You Bastard Richard Branson!!!
You are cursed in all languages.

Anonymous said...

Cassandra,please comment with your wise words about the following :

"Cassandra" said...

Anonymous 6:47;

Oh wow, where does one start. Rather, than play critic with what ostensibly must have been a fun job interviewing a bunch of inarticulates at 200am, and making a video collage with the results, I would simply say that I share the opinions articulated by Tony Judt in "Reappraisals". Far from being off the mark,, Judt hits bulls-eye after bulls-eye, though is most illuminating (and correct IMHO) at unconventionally explaining the abortion that represents Israeli politics post 1991, and the [deterministic?] perditious road where it leads. Having some adult American leaders (like Obama) stand up and say "Enough!" may be that which saves Israel from itself with the pernicious destructive support of the far-right. Read Judt's collection of essays. They are a pleasure to imbibe.

email me off-line to discuss further if for whatever reason you're really interested in my thoughts.

"Cassandra" said...

p.s. - the deleted comments were spam...

Anonymous said...
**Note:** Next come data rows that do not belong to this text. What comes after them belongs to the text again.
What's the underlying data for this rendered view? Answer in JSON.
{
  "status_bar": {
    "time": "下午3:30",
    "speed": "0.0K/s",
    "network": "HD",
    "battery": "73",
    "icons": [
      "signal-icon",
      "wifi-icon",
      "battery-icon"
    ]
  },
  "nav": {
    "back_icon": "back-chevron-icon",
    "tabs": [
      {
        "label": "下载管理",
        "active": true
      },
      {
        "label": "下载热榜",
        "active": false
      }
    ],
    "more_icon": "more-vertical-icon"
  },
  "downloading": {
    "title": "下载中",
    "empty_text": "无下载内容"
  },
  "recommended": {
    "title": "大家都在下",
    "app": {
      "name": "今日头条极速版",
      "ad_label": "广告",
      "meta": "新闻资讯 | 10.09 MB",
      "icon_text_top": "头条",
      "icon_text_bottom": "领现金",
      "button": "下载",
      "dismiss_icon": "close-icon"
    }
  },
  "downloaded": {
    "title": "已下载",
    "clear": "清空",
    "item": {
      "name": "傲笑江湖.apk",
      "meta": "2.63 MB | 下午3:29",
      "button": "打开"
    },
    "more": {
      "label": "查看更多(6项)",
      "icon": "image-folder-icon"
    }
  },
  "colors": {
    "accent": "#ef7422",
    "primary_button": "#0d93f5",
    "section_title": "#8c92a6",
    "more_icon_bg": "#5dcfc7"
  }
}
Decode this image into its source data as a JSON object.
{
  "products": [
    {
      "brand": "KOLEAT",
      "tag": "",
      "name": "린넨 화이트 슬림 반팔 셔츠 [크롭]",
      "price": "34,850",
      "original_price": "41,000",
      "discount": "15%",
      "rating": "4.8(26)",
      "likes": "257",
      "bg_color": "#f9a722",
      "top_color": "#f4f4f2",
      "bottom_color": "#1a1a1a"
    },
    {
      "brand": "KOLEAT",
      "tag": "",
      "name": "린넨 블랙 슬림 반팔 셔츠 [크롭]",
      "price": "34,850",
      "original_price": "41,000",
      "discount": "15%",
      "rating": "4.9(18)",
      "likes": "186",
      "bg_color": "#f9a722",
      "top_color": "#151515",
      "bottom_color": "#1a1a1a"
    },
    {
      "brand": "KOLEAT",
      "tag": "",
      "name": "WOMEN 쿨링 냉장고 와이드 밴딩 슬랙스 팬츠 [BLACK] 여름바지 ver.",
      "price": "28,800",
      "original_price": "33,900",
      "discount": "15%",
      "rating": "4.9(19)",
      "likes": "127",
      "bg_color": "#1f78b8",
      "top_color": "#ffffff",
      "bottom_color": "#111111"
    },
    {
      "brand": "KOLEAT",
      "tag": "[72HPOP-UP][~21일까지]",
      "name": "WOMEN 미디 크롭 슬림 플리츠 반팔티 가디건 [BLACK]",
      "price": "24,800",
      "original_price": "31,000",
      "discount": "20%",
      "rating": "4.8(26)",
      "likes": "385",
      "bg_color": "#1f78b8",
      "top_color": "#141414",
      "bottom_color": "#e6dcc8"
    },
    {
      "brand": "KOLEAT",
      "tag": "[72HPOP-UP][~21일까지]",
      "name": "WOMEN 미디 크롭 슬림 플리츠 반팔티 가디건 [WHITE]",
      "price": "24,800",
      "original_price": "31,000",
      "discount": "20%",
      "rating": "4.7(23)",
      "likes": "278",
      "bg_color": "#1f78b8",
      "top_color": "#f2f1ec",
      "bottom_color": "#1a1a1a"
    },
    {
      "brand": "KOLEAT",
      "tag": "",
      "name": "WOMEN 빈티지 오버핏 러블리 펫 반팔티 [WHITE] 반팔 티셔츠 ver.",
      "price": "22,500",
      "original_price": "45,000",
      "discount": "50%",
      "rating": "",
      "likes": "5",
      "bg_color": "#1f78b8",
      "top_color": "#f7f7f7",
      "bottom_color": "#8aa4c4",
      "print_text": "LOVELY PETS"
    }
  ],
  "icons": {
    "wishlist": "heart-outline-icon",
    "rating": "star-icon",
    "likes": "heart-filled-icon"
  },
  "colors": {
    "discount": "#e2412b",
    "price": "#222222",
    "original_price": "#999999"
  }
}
Appreciate the Tony Judt book recommendation which I will be reading soon and will e-mail you my thoughts later.Your comments were very well worded/Thanks for the response.